++++ Data records ++++
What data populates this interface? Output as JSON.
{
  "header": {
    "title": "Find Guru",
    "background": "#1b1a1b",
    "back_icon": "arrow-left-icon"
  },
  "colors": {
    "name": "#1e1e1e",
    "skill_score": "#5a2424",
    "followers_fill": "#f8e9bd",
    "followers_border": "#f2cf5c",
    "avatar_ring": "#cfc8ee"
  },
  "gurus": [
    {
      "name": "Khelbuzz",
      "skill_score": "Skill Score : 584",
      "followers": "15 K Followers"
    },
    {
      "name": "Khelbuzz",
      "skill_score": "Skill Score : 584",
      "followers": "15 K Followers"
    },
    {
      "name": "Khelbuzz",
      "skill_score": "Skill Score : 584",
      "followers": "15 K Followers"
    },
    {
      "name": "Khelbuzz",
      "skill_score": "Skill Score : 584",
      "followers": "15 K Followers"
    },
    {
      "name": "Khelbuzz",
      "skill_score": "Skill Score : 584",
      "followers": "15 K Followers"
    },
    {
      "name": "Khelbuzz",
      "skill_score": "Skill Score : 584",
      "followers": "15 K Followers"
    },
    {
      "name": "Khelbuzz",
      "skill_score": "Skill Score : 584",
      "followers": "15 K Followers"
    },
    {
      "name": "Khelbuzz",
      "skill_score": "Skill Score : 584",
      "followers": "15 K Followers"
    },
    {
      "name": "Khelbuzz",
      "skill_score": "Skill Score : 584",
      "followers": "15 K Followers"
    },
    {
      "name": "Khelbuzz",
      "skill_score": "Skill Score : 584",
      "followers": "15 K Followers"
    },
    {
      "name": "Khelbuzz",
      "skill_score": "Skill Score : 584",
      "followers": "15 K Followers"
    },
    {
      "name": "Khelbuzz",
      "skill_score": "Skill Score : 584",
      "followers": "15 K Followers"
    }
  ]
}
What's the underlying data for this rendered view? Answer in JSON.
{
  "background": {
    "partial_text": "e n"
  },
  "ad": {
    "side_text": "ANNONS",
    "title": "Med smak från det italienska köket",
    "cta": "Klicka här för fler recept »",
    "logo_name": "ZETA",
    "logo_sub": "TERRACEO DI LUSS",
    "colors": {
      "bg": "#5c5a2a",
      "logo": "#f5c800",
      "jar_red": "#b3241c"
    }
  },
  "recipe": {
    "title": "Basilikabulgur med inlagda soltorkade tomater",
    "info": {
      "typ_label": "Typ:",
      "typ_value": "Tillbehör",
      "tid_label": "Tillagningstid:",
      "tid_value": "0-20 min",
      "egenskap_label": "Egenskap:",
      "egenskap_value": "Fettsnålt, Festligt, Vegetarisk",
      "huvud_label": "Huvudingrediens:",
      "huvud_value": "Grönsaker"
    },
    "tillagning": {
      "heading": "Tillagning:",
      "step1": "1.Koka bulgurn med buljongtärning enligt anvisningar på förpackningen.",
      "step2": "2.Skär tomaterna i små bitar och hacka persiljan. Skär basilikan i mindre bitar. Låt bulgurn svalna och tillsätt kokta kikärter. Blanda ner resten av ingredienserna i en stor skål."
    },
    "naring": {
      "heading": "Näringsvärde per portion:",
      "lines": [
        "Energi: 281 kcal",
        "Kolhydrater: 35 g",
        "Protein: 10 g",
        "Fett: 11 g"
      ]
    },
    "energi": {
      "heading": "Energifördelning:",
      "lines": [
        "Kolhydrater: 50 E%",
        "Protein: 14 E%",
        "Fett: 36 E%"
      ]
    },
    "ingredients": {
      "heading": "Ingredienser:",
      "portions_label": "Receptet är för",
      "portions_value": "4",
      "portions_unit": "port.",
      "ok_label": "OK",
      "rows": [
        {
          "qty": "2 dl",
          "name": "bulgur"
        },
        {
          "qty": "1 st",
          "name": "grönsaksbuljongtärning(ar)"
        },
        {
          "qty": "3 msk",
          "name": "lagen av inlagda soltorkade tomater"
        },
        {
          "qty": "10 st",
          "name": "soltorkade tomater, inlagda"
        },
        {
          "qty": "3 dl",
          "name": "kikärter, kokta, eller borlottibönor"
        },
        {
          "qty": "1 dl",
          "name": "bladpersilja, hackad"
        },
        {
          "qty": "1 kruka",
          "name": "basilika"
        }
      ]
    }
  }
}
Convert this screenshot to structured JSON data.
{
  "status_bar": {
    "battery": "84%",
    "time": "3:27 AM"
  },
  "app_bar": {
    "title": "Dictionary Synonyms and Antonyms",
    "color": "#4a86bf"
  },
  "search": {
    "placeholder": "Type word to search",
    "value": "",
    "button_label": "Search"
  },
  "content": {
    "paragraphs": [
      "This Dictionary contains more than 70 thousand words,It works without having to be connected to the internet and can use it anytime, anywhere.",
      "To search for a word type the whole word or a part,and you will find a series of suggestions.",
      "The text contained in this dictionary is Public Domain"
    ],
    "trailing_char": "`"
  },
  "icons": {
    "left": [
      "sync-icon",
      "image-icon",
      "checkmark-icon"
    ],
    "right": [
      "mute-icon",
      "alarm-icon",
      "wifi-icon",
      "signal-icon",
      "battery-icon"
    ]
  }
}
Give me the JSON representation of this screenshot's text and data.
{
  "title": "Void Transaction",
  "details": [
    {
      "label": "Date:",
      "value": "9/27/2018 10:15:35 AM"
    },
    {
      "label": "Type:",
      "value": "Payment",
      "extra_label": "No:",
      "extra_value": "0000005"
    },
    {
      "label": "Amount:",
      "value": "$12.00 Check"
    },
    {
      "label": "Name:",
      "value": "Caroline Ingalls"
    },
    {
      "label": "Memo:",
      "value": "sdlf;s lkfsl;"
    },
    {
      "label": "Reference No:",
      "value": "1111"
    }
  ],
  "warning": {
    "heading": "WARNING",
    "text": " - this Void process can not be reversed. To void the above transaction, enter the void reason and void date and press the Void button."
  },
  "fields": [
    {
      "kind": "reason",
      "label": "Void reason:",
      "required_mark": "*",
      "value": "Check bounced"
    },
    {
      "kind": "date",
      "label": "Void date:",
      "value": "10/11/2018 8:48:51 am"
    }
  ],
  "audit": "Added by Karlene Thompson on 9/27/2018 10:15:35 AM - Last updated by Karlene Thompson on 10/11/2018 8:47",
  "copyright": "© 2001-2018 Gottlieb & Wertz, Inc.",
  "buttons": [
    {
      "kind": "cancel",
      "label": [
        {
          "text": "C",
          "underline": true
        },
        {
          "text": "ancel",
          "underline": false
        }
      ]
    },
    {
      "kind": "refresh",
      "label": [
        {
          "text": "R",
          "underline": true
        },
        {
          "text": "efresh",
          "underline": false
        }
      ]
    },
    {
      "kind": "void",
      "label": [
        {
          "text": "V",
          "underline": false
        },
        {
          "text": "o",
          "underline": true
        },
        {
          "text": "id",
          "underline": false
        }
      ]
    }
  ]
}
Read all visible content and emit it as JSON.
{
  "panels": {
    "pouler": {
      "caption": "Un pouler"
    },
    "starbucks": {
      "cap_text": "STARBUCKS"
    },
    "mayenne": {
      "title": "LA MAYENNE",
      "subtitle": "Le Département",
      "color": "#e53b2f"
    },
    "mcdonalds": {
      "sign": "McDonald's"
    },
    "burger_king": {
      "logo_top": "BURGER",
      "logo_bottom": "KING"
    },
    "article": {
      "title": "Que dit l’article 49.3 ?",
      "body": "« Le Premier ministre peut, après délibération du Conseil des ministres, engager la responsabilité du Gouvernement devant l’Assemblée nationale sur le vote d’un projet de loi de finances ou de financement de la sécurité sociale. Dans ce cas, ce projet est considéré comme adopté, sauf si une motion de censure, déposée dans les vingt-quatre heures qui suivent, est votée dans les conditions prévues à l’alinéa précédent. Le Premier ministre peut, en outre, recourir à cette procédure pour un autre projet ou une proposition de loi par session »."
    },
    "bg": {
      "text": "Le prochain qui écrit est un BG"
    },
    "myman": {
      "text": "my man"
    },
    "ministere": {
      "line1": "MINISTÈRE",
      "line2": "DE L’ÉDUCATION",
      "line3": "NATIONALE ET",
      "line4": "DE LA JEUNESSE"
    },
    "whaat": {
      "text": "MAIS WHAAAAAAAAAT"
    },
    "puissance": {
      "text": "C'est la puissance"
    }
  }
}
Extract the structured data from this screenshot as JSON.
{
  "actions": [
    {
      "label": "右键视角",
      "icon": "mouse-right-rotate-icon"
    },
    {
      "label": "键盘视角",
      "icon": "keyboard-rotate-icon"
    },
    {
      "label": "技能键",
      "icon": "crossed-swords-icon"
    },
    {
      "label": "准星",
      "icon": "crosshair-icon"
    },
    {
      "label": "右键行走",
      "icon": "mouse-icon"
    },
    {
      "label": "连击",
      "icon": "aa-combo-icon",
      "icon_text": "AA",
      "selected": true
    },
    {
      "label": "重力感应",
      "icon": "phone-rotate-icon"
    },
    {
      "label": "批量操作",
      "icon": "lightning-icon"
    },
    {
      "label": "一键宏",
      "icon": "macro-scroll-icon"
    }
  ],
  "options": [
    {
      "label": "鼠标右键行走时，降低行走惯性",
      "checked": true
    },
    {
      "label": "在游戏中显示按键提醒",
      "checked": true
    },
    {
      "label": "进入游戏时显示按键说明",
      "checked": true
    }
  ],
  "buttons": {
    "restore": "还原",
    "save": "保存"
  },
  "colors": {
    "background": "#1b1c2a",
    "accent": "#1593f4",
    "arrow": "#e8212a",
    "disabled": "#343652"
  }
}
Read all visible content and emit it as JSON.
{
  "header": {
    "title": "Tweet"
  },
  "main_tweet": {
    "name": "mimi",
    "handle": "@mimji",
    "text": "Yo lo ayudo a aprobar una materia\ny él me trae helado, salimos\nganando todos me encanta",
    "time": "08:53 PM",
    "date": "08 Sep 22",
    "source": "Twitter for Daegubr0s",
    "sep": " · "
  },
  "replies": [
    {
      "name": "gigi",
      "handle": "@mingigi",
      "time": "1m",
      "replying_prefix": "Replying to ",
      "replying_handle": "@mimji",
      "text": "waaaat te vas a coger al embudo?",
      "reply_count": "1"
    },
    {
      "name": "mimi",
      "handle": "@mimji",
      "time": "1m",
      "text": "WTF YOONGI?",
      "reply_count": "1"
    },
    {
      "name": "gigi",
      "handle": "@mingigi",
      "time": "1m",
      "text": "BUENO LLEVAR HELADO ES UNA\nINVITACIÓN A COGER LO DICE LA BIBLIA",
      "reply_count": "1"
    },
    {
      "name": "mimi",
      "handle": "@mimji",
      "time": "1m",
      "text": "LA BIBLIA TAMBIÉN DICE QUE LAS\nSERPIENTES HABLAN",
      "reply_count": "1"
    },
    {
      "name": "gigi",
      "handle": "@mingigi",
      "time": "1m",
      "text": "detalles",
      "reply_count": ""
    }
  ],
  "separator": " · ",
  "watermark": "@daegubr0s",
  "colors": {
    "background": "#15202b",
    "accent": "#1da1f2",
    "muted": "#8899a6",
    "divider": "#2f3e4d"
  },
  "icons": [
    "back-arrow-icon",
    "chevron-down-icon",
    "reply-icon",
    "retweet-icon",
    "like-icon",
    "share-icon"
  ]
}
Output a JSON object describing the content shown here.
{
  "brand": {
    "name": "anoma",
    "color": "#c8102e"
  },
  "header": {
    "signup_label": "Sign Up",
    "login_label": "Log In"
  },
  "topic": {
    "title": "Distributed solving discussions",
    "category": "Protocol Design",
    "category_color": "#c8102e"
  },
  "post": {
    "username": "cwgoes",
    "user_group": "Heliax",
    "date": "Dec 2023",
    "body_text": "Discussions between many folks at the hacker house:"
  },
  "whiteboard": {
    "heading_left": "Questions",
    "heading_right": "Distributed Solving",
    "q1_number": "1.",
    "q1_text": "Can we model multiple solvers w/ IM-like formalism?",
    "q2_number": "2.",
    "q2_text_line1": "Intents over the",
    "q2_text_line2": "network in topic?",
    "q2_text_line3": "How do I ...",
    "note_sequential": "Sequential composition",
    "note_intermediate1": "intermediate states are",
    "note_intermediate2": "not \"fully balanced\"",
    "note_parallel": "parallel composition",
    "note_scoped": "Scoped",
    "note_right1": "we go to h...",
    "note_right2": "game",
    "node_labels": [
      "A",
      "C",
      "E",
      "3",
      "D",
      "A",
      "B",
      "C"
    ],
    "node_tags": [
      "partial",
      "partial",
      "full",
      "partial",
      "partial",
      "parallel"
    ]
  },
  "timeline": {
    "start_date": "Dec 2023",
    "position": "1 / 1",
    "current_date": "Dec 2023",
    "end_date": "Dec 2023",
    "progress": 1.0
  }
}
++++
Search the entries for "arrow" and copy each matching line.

    "back_icon": "arrow-left-icon"
    "arrow": "#e8212a",
    "back-arrow-icon",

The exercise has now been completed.